It would take a book to chronicle all the trials and tribulations of getting that show on the boards. For starters, there were only 60 amps of power available in the hall, including the house lights. The only technical lighting equipment was an ancient rheostat about a foot in diameter that dimmed the footlights. If one tried to use it, it tended to throw sparks and blow out the building fuse. The attic had numerous buckets scattered around to catch the drips from the leaking roof. The back wall of the stage had loosely fitting windows and structural cracks that did little to keep the weather outside. On at least one occasion we had to sweep snow off the stage before rehearsal.
And then, there was our ever present janitor.

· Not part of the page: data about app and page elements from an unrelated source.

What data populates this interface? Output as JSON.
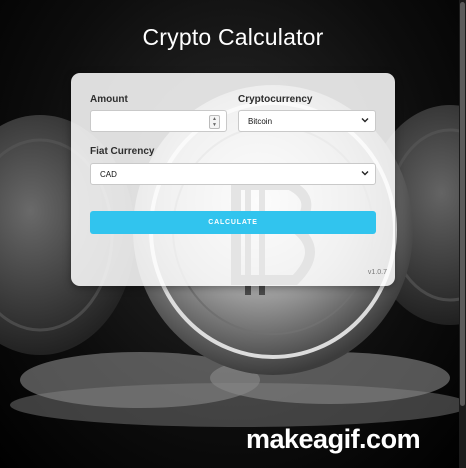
{
  "page": {
    "title": "Crypto Calculator"
  },
  "form": {
    "amount": {
      "label": "Amount",
      "value": "",
      "placeholder": ""
    },
    "cryptocurrency": {
      "label": "Cryptocurrency",
      "selected": "Bitcoin"
    },
    "fiat_currency": {
      "label": "Fiat Currency",
      "selected": "CAD"
    },
    "calculate_label": "CALCULATE",
    "version": "v1.0.7"
  },
  "watermark": "makeagif.com",
  "colors": {
    "accent": "#31c4ee",
    "card": "#ffffff",
    "background": "#000000"
  },
  "icons": {
    "select_arrow": "chevron-down-icon",
    "number_spinner": "spinner-icon"
  }
}
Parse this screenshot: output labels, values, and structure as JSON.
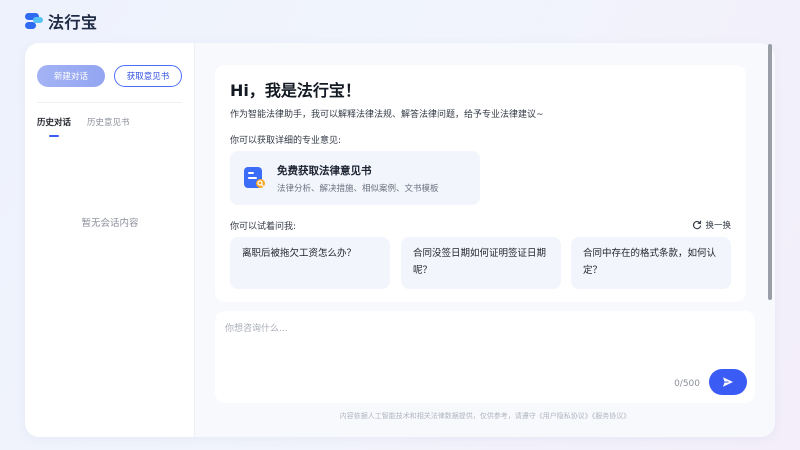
{
  "app": {
    "brand_name": "法行宝"
  },
  "sidebar": {
    "new_chat_label": "新建对话",
    "get_opinion_label": "获取意见书",
    "tabs": [
      {
        "label": "历史对话",
        "active": true
      },
      {
        "label": "历史意见书",
        "active": false
      }
    ],
    "empty_text": "暂无会话内容"
  },
  "welcome": {
    "greeting": "Hi，我是法行宝！",
    "intro": "作为智能法律助手，我可以解释法律法规、解答法律问题，给予专业法律建议~",
    "opinion_section_label": "你可以获取详细的专业意见:",
    "feature": {
      "title": "免费获取法律意见书",
      "subtitle": "法律分析、解决措施、相似案例、文书模板",
      "icon": "document-search-icon"
    },
    "questions_section_label": "你可以试着问我:",
    "refresh_label": "换一换",
    "questions": [
      "离职后被拖欠工资怎么办？",
      "合同没签日期如何证明签证日期呢？",
      "合同中存在的格式条款，如何认定？"
    ]
  },
  "input": {
    "placeholder": "你想咨询什么...",
    "counter": "0/500"
  },
  "footer": {
    "disclaimer": "内容依据人工智能技术和相关法律数据提供，仅供参考，请遵守《用户隐私协议》《服务协议》"
  },
  "colors": {
    "accent": "#3b5bf5",
    "button_light": "#a3b3f4",
    "card_bg": "#f2f5fc"
  }
}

He seemed to be determined to make life as difficult as possible. He was the only one who knew the ins and outs of the heating and water systems. The normal winter regime was to have the heating system shut down and the plumbing drained. Getting heat and water for rehearsals was always a hassle. Often we had cold rehearsals with the hall getting warmed up about the time we were leaving. But, enough of the problems. There were many, many wonderful things about the production.
We had open rehearsals, and it turned out that our two leads were from Montpelier. Paul Ohman became Tommy and Phyllis Andrews Fionna. They were singers of professional quality. All of the other speaking and solo parts came from the Randolph Singers. There was some grumbling about “out of towners” getting the big parts, and there was some justice to it, but I think the end justified the decision. I had gotten to know a man from South Royalton, Bill Lovering, who, with his wife, had a small advertising company there. I found out that he was an artist and had some interest in theater. I got him to agree to do the stage designs. He did a fantastic job. The comedy leads were Dr. Brewster Martin and Bunchie Angell, both longtime Randolph Singers. They were superb. Organizing and managing rehearsals for a show with 25 scenes and scene changes was a challenge, and the schedule of rehearsals was a sight to see. Fortunately, the music director did not retire until the next year. That was the beloved Mr. Alderfer, the music teacher from the high school. With his wife playing the piano, the music for the show was terrific. In the end, we had a good show with terrific audiences. Saturday night, we had a sell-out with every folding chair we could find set up in the aisles.
After the show, the Randolph Singers voted to make a contribution to the music hall of $1,000.
* * *
Do you have a favorite memory of Chandler Music Hall? Leave it in the comments section below.
NEXT ON THE KORONGO READER
Part 2 of the 1970s Chandler Revival, by John Jackson (Tuesday, August 14)
Who Is the Esther Mesh Room Named For? (Thursday, August 16)
Part 3 of the 1970s Chandler Revival, by Paul Bouchey (Sunday, August 19)
Readers remember Chandler; Dick Drysdale's tribute to Jean Montgomery, and more . . .
Subscribe to the Korongo Reader to receive an email alert whenever we publish new content.
Breakfast with Bach, a Kid's Concert, Open Rehearsals, and More What's happening at Chandler this week and next.
The Hale Street Gang: In Cahoots: This collective memoir by a dozen members of the Greater Randolph Senior Center is a rich, lively, and intensely personal tale of twentieth-century America, its nexus a small town nestled in the Green Mountains.